* _Assigned task_:
Within these entries, which lines include the string "checked"? Copy each one.

Dataset rows describing interfaces
- - - - - - -

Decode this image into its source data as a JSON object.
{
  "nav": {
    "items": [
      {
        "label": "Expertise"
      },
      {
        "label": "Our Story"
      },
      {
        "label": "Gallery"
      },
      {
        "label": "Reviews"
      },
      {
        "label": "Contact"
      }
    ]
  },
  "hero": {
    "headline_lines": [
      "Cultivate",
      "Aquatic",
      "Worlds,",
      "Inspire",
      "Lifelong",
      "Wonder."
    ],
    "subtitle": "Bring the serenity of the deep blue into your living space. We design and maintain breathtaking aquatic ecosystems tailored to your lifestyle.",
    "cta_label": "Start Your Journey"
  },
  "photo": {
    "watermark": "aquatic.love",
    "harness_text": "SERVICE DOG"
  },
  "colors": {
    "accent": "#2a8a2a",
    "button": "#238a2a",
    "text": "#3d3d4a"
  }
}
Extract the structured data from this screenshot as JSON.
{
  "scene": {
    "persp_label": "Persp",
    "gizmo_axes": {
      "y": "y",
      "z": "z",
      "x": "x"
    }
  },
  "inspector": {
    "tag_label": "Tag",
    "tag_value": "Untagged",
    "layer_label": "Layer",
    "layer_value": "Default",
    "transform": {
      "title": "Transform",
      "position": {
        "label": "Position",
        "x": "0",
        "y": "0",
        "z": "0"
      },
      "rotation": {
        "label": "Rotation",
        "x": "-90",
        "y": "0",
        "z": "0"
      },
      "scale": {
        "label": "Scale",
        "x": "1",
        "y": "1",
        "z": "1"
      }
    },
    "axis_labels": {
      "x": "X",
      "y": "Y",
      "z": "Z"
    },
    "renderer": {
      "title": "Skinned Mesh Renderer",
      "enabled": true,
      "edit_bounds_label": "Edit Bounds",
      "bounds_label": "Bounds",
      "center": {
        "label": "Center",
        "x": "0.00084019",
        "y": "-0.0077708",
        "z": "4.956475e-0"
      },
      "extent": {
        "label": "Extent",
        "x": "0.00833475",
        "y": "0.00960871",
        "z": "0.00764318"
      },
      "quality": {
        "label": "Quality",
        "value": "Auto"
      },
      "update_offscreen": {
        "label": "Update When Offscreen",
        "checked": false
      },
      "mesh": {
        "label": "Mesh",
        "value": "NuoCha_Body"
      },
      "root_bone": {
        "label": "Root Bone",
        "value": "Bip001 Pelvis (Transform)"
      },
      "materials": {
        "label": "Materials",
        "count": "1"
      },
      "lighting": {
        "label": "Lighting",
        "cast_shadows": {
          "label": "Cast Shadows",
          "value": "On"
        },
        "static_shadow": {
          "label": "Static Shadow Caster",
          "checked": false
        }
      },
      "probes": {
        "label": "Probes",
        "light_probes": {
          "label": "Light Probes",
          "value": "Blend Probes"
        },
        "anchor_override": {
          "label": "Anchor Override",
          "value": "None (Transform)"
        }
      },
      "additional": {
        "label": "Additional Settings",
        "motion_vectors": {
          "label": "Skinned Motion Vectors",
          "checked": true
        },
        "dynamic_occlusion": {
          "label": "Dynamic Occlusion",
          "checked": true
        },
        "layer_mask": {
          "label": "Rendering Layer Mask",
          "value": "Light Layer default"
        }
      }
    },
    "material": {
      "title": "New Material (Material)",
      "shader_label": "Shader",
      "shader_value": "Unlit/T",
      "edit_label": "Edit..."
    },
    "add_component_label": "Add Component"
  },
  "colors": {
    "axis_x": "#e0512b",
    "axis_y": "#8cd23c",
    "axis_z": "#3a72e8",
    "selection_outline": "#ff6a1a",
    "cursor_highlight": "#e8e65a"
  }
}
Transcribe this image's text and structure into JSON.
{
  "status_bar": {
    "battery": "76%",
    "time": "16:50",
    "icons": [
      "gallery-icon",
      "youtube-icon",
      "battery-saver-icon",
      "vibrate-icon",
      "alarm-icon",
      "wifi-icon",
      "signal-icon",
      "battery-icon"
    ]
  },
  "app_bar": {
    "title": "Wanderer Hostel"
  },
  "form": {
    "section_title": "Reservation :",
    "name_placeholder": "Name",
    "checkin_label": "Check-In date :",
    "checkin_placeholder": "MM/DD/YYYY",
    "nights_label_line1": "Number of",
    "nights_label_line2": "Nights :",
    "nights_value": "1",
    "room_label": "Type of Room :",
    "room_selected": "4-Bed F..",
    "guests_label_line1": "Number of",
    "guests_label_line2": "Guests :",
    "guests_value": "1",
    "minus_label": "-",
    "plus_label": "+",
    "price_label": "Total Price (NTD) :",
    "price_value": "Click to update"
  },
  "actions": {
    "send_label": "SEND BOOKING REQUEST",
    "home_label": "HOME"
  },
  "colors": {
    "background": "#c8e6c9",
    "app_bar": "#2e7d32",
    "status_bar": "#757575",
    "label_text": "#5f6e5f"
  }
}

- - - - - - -

* _Response to the task_:
        "checked": false
          "checked": false
          "checked": true
          "checked": true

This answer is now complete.